## What you should do
Filter the entries that follow, copying every line in which the word "genre" appears.

BEGIN Records

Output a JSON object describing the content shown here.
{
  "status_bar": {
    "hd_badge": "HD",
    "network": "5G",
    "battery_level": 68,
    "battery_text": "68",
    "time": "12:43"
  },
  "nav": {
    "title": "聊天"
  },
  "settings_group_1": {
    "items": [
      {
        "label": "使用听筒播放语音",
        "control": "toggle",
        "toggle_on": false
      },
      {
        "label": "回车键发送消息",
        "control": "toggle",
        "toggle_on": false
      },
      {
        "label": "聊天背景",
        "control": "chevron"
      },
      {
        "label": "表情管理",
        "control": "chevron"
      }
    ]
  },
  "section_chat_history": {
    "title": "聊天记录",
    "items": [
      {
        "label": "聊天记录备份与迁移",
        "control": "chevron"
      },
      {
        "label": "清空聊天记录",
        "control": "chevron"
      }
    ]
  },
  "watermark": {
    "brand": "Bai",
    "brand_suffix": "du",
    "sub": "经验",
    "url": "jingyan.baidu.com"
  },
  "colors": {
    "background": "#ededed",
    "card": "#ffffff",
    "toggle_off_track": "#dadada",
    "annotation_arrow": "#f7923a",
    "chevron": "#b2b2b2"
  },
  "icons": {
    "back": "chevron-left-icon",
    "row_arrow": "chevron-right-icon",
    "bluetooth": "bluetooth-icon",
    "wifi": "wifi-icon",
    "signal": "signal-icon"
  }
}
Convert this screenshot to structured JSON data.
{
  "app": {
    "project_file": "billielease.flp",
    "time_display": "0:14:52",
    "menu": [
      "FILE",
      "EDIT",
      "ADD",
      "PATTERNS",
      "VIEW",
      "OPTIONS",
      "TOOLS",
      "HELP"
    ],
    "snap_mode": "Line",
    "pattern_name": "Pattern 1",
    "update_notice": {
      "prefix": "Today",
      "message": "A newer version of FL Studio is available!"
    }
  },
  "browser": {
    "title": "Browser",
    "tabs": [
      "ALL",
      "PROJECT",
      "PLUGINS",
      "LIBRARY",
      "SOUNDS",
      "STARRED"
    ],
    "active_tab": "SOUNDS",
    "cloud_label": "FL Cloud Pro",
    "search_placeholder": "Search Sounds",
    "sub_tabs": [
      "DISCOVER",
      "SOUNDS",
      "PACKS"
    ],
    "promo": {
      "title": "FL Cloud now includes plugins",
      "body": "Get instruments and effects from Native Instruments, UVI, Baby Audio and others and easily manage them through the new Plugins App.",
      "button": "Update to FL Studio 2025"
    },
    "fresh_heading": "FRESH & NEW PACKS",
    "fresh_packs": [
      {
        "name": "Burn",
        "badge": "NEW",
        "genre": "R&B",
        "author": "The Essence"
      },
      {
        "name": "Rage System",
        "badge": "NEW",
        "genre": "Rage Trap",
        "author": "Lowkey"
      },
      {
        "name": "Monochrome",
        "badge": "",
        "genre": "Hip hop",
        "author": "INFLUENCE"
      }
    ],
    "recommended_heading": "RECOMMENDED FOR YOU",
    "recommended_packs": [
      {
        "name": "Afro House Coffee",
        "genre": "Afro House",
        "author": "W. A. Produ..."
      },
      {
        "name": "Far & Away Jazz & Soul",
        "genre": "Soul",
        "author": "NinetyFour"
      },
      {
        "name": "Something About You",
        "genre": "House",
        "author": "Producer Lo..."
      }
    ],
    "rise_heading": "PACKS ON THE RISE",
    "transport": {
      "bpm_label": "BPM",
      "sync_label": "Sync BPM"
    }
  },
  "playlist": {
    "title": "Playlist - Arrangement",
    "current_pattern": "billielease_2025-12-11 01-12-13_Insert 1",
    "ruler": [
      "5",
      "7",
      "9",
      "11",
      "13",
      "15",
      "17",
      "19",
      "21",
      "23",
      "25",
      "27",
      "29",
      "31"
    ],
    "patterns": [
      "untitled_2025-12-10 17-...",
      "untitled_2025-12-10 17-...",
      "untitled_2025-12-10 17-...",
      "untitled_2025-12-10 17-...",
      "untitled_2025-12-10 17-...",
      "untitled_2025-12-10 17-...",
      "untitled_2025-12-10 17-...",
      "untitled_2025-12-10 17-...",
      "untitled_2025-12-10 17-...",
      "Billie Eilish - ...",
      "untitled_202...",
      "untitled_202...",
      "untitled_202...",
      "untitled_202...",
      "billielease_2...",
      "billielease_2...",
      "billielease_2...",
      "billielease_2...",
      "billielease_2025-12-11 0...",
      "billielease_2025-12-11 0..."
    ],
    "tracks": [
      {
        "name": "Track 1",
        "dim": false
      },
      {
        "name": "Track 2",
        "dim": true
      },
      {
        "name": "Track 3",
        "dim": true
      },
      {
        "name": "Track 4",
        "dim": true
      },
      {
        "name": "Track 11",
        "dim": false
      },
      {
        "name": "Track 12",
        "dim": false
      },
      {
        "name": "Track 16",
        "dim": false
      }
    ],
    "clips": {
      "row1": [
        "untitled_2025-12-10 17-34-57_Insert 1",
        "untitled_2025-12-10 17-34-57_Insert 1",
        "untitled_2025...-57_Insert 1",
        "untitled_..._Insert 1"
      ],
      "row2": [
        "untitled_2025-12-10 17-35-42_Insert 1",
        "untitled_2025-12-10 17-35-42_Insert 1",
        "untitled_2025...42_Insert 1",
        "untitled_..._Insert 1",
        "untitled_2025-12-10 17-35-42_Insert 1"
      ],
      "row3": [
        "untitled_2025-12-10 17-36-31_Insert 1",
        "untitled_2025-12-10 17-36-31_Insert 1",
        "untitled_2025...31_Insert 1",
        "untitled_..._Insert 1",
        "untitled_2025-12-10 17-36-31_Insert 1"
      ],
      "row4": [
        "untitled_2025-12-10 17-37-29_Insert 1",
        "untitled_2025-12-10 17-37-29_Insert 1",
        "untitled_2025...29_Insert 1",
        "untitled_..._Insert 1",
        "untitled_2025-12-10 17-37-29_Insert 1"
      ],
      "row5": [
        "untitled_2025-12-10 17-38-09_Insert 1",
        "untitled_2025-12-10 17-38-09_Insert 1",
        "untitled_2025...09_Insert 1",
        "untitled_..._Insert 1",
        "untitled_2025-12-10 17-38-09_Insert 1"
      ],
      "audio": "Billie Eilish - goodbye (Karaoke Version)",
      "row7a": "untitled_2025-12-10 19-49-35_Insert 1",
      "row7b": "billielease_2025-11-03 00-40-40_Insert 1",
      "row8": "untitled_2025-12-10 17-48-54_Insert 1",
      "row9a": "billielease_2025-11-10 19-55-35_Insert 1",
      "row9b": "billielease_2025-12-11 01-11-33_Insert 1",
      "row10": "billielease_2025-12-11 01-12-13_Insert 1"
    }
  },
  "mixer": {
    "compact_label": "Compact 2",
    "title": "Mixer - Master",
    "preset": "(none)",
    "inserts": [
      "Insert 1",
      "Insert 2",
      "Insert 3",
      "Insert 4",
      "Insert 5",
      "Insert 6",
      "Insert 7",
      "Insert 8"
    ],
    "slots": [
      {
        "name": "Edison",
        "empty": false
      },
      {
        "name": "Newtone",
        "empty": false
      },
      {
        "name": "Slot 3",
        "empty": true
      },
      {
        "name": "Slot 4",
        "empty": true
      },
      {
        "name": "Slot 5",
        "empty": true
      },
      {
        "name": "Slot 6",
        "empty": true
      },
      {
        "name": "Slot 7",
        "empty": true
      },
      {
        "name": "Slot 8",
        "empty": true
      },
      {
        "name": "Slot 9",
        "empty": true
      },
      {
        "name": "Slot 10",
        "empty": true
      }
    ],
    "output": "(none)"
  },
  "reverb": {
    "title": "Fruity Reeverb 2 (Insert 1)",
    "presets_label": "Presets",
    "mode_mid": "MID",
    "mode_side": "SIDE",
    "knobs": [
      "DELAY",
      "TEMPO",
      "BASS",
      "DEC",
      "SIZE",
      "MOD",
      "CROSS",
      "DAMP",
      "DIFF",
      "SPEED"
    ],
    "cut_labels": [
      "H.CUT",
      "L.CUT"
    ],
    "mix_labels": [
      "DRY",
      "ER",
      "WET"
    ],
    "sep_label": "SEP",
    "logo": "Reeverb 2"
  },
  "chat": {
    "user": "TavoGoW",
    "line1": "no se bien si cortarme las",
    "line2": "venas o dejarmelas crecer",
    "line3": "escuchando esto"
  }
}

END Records

## Your solution
        "genre": "R&B",
        "genre": "Rage Trap",
        "genre": "Hip hop",
        "genre": "Afro House",
        "genre": "Soul",
        "genre": "House",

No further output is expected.